Or perhaps the kind of tribute paid by Hagg Nasir was what made Al-Hariri so acceptable to them. In other words, Al-Hariri was close to the common people and those he spoke to, as opposed to those who saw a chance to realize their ambitions by distancing themselves from the man on the street. Those at the top of the ladder forget where they came from, and forge ahead only to happy to leave their past behind them. One of Rafiq Al-Hariri’s qualities was that he brought his past with him. When we heard that he’d remembered his old teacher from Sidon and gone to pay him a visit, when we used to see him kissing his mother’s hand or when he would talk to people in their own language, we’d say here’s a man that knows what loyalty means. He asked us to perform an almost impossible feat: to imagine a man who was at once local and international in stature, moving with ease between the ordinary Lebanese and presidents and kings. There is a yawning gulf between these two sides of Al-Hariri, yet he managed to traverse them. It was a feat that required not just politics but action, not just power, but wealth as well. It was this diversity that created Hagg Nasir’s “mountain”.
Often, he seemed to contradict himself, as if he represented all the different stages of his life at once. We know how rare this is. Something in him pushed him to listen to what people said about him and to him. He was there for people, people who know how deafness can be a consequence of success.
Perhaps he had found a way to talk to us individually, even as he addressed us all. As we watched images of the bombed out wreckage of his convoy, the entrance to the hospital’s emergency ward and his house we saw women weeping in distress, as if they had lost their sons and relatives in the explosion. Did it occur to us that they might indeed be his relatives? The cameras showed them cutting their way through the throng, making their way to the hospital and to his house.
Yet we have experience of this kind of unexpected intimacy: in 1970 we saw the impact of Gamal Abd Al-Nasir’s death on Egyptians. We knew it when we gathered to mourn in Beirut. At the funeral’s periphery a middle-aged man cried, alone. In scattered groups on either side of the funeral cortege, women cried out as if for a beloved relative. On the 14th February we did it again.

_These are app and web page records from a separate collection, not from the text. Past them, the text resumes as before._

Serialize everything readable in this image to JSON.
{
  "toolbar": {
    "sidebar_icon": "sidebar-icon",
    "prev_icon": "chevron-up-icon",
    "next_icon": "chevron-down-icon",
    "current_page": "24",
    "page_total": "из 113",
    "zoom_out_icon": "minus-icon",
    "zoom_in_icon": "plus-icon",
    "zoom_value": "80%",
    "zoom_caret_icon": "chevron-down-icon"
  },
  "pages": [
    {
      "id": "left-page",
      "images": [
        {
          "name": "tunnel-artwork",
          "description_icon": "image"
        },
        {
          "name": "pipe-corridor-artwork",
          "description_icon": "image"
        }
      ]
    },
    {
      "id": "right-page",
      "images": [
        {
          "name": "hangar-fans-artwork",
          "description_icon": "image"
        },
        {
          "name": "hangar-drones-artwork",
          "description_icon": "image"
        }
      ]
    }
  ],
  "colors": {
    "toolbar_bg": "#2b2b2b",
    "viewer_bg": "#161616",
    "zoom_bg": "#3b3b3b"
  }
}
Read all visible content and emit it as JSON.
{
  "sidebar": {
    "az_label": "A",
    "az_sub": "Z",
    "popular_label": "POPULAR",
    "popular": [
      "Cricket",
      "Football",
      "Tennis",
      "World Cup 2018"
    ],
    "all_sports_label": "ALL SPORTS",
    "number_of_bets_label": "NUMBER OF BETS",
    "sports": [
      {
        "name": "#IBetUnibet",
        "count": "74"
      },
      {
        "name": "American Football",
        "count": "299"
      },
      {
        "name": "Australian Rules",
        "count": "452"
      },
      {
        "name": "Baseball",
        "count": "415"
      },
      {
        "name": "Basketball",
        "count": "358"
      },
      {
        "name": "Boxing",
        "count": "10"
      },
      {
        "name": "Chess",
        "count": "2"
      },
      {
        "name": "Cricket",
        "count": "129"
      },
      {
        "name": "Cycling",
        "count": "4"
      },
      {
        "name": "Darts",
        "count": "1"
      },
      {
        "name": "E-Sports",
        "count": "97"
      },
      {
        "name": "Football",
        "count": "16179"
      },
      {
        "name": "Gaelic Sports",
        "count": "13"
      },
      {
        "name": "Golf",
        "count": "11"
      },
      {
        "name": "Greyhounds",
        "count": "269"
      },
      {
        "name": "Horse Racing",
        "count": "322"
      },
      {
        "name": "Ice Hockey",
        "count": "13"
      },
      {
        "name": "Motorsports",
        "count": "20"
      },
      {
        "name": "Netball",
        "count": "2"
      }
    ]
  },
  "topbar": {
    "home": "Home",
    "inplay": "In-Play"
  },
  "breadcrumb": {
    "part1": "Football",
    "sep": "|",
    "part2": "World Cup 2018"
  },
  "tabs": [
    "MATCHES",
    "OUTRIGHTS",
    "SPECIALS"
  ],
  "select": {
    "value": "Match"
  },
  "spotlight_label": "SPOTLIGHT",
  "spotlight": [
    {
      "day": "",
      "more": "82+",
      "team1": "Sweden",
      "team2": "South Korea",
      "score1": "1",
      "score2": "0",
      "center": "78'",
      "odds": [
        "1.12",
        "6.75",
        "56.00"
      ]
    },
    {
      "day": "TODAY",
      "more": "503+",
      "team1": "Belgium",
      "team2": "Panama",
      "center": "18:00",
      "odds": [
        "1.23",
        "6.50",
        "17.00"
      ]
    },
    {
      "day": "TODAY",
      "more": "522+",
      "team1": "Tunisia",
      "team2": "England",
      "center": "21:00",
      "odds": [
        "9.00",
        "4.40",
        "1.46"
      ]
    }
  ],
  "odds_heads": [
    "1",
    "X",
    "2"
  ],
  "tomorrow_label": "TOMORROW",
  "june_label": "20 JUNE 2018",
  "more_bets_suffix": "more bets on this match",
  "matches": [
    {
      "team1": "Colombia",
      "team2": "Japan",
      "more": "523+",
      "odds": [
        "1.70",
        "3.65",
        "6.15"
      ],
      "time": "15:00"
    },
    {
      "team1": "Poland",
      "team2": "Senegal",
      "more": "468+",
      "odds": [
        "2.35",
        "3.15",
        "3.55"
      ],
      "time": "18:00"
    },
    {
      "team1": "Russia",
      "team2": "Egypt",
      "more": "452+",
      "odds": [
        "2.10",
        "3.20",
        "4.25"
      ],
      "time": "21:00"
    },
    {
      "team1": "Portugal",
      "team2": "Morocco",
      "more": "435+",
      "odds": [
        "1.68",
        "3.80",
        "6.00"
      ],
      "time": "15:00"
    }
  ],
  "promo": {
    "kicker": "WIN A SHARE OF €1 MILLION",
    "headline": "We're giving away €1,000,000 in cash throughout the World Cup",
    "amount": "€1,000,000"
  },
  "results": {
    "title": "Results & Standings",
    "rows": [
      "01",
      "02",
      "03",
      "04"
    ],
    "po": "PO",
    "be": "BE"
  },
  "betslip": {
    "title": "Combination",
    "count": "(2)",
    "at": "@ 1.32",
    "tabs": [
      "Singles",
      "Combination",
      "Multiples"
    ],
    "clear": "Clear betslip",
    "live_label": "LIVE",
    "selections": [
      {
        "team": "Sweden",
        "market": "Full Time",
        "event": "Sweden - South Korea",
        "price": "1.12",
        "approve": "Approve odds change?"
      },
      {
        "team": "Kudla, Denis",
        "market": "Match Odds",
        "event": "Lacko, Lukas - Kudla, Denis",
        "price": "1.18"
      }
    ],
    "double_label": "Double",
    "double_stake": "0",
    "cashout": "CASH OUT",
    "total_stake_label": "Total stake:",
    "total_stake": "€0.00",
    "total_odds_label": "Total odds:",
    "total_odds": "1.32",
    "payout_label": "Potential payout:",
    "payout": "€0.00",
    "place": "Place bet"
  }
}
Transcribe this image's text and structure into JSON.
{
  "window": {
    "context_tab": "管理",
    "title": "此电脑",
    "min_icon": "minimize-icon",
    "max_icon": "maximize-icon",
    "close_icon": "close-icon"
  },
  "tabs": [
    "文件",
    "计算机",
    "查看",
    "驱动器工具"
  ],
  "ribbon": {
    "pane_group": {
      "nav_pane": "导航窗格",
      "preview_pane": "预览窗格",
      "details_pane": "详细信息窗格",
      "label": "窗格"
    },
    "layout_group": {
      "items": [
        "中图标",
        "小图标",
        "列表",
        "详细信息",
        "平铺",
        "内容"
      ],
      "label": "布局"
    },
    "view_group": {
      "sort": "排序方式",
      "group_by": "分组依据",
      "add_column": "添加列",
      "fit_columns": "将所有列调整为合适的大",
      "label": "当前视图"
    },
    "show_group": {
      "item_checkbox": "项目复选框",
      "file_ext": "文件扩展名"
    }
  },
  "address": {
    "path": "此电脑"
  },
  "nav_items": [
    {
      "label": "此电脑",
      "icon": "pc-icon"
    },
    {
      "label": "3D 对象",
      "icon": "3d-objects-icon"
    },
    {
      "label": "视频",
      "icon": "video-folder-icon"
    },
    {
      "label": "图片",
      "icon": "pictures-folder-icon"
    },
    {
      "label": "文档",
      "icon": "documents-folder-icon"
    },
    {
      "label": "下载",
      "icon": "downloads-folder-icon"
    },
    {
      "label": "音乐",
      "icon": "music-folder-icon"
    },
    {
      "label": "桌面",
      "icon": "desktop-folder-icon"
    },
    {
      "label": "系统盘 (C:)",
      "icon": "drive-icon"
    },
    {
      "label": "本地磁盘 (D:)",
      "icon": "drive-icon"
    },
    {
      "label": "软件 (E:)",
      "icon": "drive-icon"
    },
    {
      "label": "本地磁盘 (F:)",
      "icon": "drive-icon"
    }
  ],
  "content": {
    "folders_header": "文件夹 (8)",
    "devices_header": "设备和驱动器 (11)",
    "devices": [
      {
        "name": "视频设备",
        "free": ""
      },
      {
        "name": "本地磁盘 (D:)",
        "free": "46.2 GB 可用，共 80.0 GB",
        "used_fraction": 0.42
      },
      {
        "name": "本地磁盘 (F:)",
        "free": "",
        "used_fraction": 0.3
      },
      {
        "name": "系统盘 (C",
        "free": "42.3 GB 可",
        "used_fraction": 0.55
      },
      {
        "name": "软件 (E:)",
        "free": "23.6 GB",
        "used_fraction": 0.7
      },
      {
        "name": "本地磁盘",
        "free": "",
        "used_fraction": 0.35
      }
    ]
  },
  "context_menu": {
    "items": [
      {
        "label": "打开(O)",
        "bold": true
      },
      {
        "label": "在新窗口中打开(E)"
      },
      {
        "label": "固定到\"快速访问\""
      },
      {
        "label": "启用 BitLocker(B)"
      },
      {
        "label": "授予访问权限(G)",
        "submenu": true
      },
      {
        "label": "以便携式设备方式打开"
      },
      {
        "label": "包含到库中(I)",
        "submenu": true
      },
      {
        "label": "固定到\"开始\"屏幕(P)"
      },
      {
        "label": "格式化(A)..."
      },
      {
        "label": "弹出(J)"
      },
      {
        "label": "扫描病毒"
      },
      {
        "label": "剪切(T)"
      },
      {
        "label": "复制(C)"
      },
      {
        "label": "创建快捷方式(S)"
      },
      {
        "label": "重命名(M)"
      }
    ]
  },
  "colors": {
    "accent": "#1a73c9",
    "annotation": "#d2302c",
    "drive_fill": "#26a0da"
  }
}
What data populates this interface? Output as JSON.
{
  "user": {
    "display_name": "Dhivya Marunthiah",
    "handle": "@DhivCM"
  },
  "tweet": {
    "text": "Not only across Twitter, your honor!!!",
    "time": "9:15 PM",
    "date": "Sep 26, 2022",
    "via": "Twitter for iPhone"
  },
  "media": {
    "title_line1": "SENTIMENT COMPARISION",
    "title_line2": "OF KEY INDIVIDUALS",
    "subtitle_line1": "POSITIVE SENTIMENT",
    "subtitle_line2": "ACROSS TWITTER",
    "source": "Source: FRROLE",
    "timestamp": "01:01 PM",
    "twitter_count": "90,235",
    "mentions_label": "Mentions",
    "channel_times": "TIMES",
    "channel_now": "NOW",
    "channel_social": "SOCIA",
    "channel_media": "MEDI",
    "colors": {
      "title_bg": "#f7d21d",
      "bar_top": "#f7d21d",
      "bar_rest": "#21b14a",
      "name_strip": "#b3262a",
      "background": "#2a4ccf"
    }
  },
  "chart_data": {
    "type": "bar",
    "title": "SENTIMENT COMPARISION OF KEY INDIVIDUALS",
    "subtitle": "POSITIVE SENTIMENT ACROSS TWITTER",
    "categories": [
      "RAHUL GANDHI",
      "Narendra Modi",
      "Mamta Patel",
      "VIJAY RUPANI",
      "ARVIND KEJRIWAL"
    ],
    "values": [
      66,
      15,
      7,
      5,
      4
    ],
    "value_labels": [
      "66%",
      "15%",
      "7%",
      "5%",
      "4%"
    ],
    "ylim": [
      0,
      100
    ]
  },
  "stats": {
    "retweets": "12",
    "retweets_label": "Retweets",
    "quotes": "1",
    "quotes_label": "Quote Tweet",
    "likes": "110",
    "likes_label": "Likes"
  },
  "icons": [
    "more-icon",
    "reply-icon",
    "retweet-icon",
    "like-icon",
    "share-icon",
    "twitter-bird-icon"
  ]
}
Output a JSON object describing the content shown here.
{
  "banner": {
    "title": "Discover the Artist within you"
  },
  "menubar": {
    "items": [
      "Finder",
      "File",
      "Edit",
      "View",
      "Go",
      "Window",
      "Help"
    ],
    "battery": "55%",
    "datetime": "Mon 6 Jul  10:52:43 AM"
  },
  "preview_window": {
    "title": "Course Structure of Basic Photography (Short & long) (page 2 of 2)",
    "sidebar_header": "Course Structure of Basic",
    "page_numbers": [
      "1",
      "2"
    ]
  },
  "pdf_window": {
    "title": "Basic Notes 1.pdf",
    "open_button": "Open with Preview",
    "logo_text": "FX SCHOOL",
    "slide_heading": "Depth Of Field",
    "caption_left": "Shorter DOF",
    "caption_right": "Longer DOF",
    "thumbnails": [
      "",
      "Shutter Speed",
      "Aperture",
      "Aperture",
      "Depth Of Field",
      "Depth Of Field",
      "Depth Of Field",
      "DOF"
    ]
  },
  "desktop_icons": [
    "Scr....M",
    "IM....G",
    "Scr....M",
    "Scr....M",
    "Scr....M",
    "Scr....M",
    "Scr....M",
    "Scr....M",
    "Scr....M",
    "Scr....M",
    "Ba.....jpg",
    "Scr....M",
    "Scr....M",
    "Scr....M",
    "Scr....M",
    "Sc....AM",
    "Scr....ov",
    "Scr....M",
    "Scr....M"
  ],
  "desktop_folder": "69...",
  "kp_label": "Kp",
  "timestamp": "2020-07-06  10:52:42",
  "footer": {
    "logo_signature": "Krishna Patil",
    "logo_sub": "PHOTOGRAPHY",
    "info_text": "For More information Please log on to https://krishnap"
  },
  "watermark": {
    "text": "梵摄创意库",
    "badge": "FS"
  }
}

It was an intimacy that brought the poor and the rich together in their grief, overriding the social instincts that usually set them against one another.
“How can we imagine Beirut without him?” Randa asked, looking as if she would start crying again. I, too, have trouble imaging how a single wheel in this city could ever turn without his touch. Hassan Daoud